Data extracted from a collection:
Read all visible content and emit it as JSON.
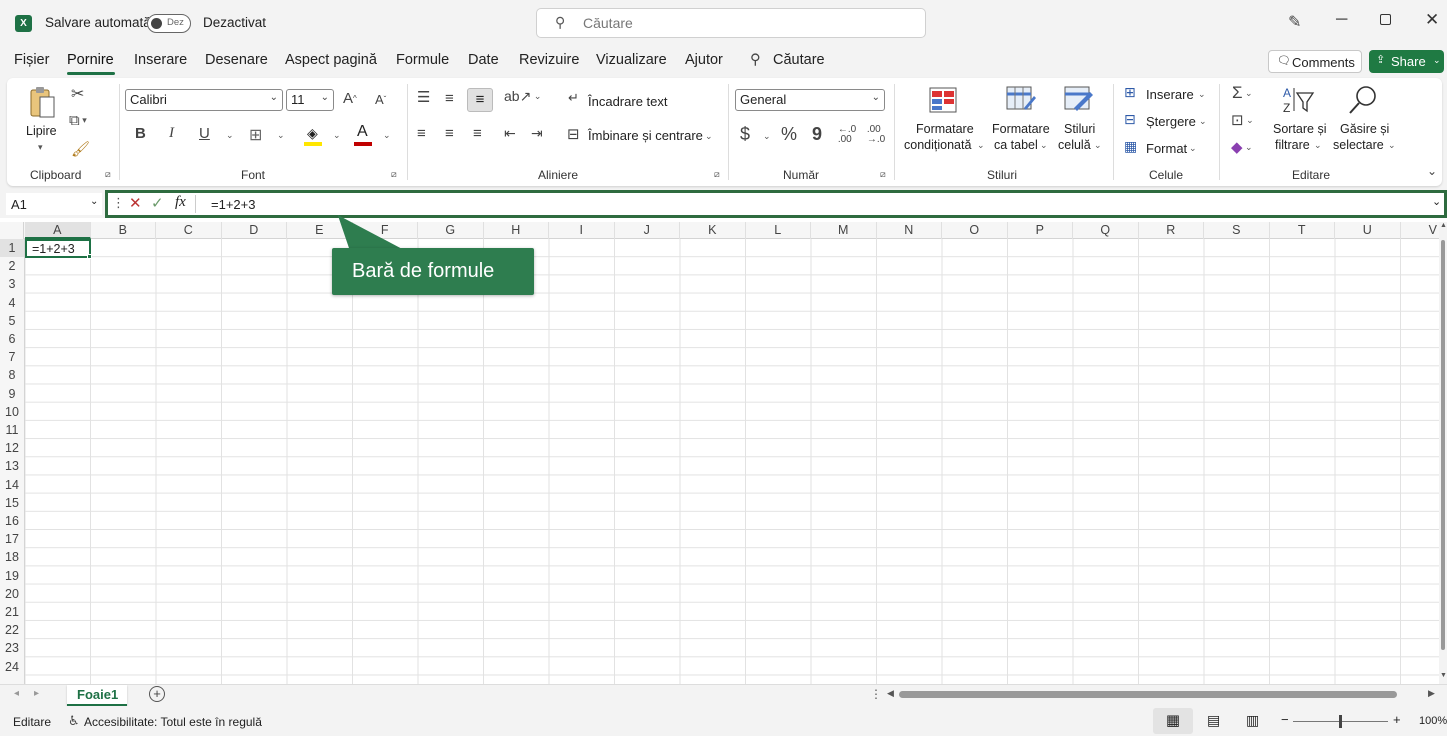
{
  "title_bar": {
    "autosave_label": "Salvare automată",
    "toggle_state": "Dez",
    "autosave_status": "Dezactivat",
    "search_placeholder": "Căutare"
  },
  "menu": {
    "items": [
      "Fișier",
      "Pornire",
      "Inserare",
      "Desenare",
      "Aspect pagină",
      "Formule",
      "Date",
      "Revizuire",
      "Vizualizare",
      "Ajutor"
    ],
    "active": "Pornire",
    "search_label": "Căutare",
    "comments_label": "Comments",
    "share_label": "Share"
  },
  "ribbon": {
    "clipboard": {
      "paste_label": "Lipire",
      "group_label": "Clipboard"
    },
    "font": {
      "font_name": "Calibri",
      "font_size": "11",
      "bold": "B",
      "italic": "I",
      "underline": "U",
      "group_label": "Font"
    },
    "alignment": {
      "wrap_text": "Încadrare text",
      "merge_center": "Îmbinare și centrare",
      "group_label": "Aliniere"
    },
    "number": {
      "format": "General",
      "currency": "$",
      "percent": "%",
      "comma": "9",
      "inc_decimal": "←.0\n.00",
      "dec_decimal": ".00\n→.0",
      "group_label": "Număr"
    },
    "styles": {
      "conditional_l1": "Formatare",
      "conditional_l2": "condiționată",
      "table_l1": "Formatare",
      "table_l2": "ca tabel",
      "cell_l1": "Stiluri",
      "cell_l2": "celulă",
      "group_label": "Stiluri"
    },
    "cells": {
      "insert": "Inserare",
      "delete": "Ștergere",
      "format": "Format",
      "group_label": "Celule"
    },
    "editing": {
      "sort_l1": "Sortare și",
      "sort_l2": "filtrare",
      "find_l1": "Găsire și",
      "find_l2": "selectare",
      "group_label": "Editare"
    }
  },
  "formula_bar": {
    "name_box": "A1",
    "fx": "fx",
    "formula": "=1+2+3"
  },
  "callout": {
    "text": "Bară de formule"
  },
  "columns": [
    "A",
    "B",
    "C",
    "D",
    "E",
    "F",
    "G",
    "H",
    "I",
    "J",
    "K",
    "L",
    "M",
    "N",
    "O",
    "P",
    "Q",
    "R",
    "S",
    "T",
    "U",
    "V"
  ],
  "rows": [
    "1",
    "2",
    "3",
    "4",
    "5",
    "6",
    "7",
    "8",
    "9",
    "10",
    "11",
    "12",
    "13",
    "14",
    "15",
    "16",
    "17",
    "18",
    "19",
    "20",
    "21",
    "22",
    "23",
    "24"
  ],
  "cells": {
    "A1": "=1+2+3"
  },
  "sheet_tabs": {
    "active": "Foaie1"
  },
  "status_bar": {
    "mode": "Editare",
    "accessibility": "Accesibilitate: Totul este în regulă",
    "zoom": "100%"
  },
  "colors": {
    "excel_green": "#1e7145",
    "share_green": "#1f7a43",
    "callout_green": "#2e7d4f",
    "accent_red": "#c00000"
  }
}
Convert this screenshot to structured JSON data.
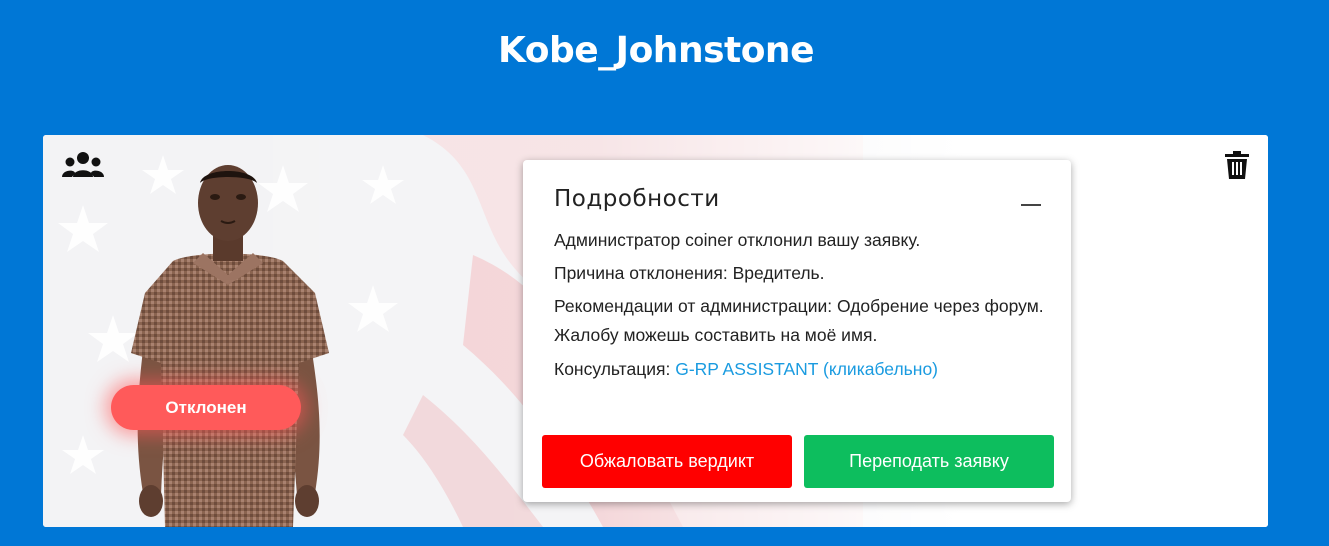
{
  "header": {
    "title": "Kobe_Johnstone"
  },
  "card": {
    "group_icon": "users-group-icon",
    "delete_icon": "trash-icon",
    "status_badge": "Отклонен",
    "details": {
      "title": "Подробности",
      "collapse_icon": "minus-icon",
      "line_admin": "Администратор coiner отклонил вашу заявку.",
      "line_reason": "Причина отклонения: Вредитель.",
      "line_recommendations": "Рекомендации от администрации: Одобрение через форум. Жалобу можешь составить на моё имя.",
      "consult_label": "Консультация: ",
      "consult_link": "G-RP ASSISTANT (кликабельно)",
      "appeal_button": "Обжаловать вердикт",
      "resubmit_button": "Переподать заявку"
    }
  },
  "colors": {
    "page_bg": "#0077D6",
    "status_rejected": "#FF5A5A",
    "appeal_button": "#FF0000",
    "resubmit_button": "#0DBE5E",
    "link": "#1A9BE0"
  }
}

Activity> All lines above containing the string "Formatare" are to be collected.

The answer>
      "conditional_l1": "Formatare",
      "table_l1": "Formatare",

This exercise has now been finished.